▸ What you have to do
Could you restate exactly the lines that begin at the line with "Serialize everything readable" and end at the final line of the data?

(Beginning of Information given)

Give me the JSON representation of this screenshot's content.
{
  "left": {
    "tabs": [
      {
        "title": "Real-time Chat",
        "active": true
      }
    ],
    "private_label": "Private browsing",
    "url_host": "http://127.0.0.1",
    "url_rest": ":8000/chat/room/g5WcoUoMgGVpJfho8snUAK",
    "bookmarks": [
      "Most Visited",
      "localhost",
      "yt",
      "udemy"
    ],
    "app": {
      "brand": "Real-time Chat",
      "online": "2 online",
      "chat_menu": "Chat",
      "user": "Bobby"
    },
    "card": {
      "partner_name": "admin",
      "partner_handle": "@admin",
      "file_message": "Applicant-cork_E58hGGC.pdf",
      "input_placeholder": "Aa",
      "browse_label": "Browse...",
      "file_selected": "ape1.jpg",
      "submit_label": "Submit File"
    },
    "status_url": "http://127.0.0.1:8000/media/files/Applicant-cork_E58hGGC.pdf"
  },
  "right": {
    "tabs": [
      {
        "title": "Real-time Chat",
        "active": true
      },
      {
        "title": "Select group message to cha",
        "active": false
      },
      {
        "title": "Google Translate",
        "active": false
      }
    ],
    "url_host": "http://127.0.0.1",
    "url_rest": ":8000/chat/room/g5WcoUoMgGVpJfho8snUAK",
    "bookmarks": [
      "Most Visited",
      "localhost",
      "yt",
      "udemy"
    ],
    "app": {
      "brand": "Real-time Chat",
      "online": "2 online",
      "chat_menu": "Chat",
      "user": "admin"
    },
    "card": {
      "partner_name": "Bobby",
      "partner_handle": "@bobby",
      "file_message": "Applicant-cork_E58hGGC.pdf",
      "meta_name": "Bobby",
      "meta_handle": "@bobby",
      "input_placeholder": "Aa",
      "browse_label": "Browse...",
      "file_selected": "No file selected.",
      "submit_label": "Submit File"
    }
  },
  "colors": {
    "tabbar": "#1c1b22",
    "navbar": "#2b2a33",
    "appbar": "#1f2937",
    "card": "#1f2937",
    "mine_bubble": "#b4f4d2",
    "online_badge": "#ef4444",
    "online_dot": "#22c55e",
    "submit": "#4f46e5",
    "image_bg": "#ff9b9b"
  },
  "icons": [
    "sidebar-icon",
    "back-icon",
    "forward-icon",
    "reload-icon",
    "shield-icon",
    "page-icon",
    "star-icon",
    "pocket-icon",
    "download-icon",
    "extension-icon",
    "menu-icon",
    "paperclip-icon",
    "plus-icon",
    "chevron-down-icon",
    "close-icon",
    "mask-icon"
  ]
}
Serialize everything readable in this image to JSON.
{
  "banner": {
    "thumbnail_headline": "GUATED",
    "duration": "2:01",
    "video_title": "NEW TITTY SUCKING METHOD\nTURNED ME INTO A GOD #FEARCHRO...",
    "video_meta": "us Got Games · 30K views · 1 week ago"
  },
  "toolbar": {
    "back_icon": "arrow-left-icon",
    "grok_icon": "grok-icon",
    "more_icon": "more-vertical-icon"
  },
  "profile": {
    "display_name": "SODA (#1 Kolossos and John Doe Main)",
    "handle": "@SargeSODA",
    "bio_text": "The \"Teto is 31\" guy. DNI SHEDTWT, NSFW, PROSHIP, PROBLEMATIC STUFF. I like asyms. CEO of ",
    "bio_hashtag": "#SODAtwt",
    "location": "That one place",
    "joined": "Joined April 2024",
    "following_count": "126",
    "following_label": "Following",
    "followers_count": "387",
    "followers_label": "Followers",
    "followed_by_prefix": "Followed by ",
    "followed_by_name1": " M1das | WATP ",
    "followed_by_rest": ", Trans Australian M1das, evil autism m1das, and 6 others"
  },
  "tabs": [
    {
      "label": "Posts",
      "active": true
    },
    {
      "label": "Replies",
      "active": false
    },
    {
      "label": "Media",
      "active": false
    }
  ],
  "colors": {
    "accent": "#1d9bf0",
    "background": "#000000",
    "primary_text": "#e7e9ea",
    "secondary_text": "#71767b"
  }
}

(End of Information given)

▸ Written response
Serialize everything readable in this image to JSON.
{
  "banner": {
    "thumbnail_headline": "GUATED",
    "duration": "2:01",
    "video_title": "NEW TITTY SUCKING METHOD\nTURNED ME INTO A GOD #FEARCHRO...",
    "video_meta": "us Got Games · 30K views · 1 week ago"
  },
  "toolbar": {
    "back_icon": "arrow-left-icon",
    "grok_icon": "grok-icon",
    "more_icon": "more-vertical-icon"
  },
  "profile": {
    "display_name": "SODA (#1 Kolossos and John Doe Main)",
    "handle": "@SargeSODA",
    "bio_text": "The \"Teto is 31\" guy. DNI SHEDTWT, NSFW, PROSHIP, PROBLEMATIC STUFF. I like asyms. CEO of ",
    "bio_hashtag": "#SODAtwt",
    "location": "That one place",
    "joined": "Joined April 2024",
    "following_count": "126",
    "following_label": "Following",
    "followers_count": "387",
    "followers_label": "Followers",
    "followed_by_prefix": "Followed by ",
    "followed_by_name1": " M1das | WATP ",
    "followed_by_rest": ", Trans Australian M1das, evil autism m1das, and 6 others"
  },
  "tabs": [
    {
      "label": "Posts",
      "active": true
    },
    {
      "label": "Replies",
      "active": false
    },
    {
      "label": "Media",
      "active": false
    }
  ],
  "colors": {
    "accent": "#1d9bf0",
    "background": "#000000",
    "primary_text": "#e7e9ea",
    "secondary_text": "#71767b"
  }
}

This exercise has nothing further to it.